◆ **Input**:
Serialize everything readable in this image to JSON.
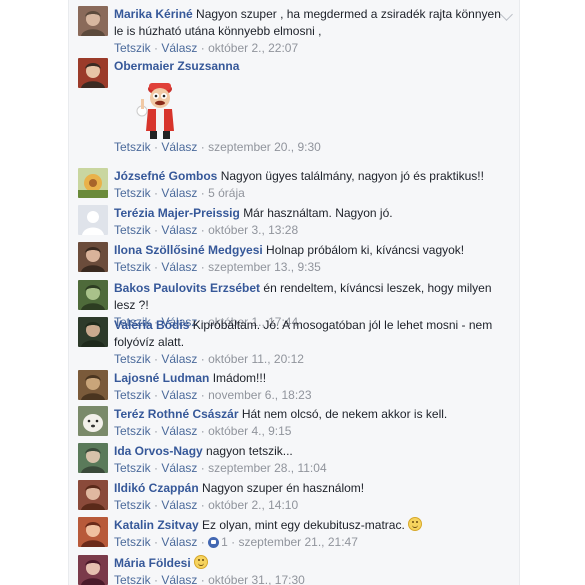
{
  "ui": {
    "like": "Tetszik",
    "reply": "Válasz",
    "dot": "·"
  },
  "comments": [
    {
      "author": "Marika Kériné",
      "text": "Nagyon szuper , ha megdermed a zsiradék rajta könnyen le is húzható utána könnyebb elmosni ,",
      "time": "október 2., 22:07",
      "avatar": "avatar-photo"
    },
    {
      "author": "Obermaier Zsuzsanna",
      "text": "",
      "time": "szeptember 20., 9:30",
      "avatar": "avatar-photo",
      "sticker": "cartoon-character-sticker"
    },
    {
      "author": "Józsefné Gombos",
      "text": "Nagyon ügyes találmány, nagyon jó és praktikus!!",
      "time": "5 órája",
      "avatar": "flower-avatar"
    },
    {
      "author": "Terézia Majer-Preissig",
      "text": "Már használtam. Nagyon jó.",
      "time": "október 3., 13:28",
      "avatar": "default-avatar"
    },
    {
      "author": "Ilona Szöllősiné Medgyesi",
      "text": "Holnap próbálom ki, kíváncsi vagyok!",
      "time": "szeptember 13., 9:35",
      "avatar": "avatar-photo"
    },
    {
      "author": "Bakos Paulovits Erzsébet",
      "text": "én rendeltem, kíváncsi leszek, hogy milyen lesz ?!",
      "time": "október 1., 17:44",
      "avatar": "avatar-photo"
    },
    {
      "author": "Valéria Bódis",
      "text": "Kipróbáltam. Jó. A mosogatóban jól le lehet mosni - nem folyóvíz alatt.",
      "time": "október 11., 20:12",
      "avatar": "avatar-photo"
    },
    {
      "author": "Lajosné Ludman",
      "text": "Imádom!!!",
      "time": "november 6., 18:23",
      "avatar": "avatar-photo"
    },
    {
      "author": "Teréz Rothné Császár",
      "text": "Hát nem olcsó, de nekem akkor is kell.",
      "time": "október 4., 9:15",
      "avatar": "dog-avatar"
    },
    {
      "author": "Ida Orvos-Nagy",
      "text": "nagyon tetszik...",
      "time": "szeptember 28., 11:04",
      "avatar": "avatar-photo"
    },
    {
      "author": "Ildikó Czappán",
      "text": "Nagyon szuper én használom!",
      "time": "október 2., 14:10",
      "avatar": "avatar-photo"
    },
    {
      "author": "Katalin Zsitvay",
      "text": "Ez olyan, mint egy dekubitusz-matrac.",
      "time": "szeptember 21., 21:47",
      "avatar": "avatar-photo",
      "emoji": "smile-emoji",
      "likes": "1"
    },
    {
      "author": "Mária Földesi",
      "text": "",
      "time": "október 31., 17:30",
      "avatar": "avatar-photo",
      "emoji": "smile-emoji"
    }
  ],
  "colors": {
    "panel": "#f6f7f9",
    "author": "#365899",
    "action": "#4b6a9b",
    "meta": "#90949c"
  }
}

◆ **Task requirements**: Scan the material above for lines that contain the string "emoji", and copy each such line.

◆ **Answer space**:
      "emoji": "smile-emoji",
      "emoji": "smile-emoji"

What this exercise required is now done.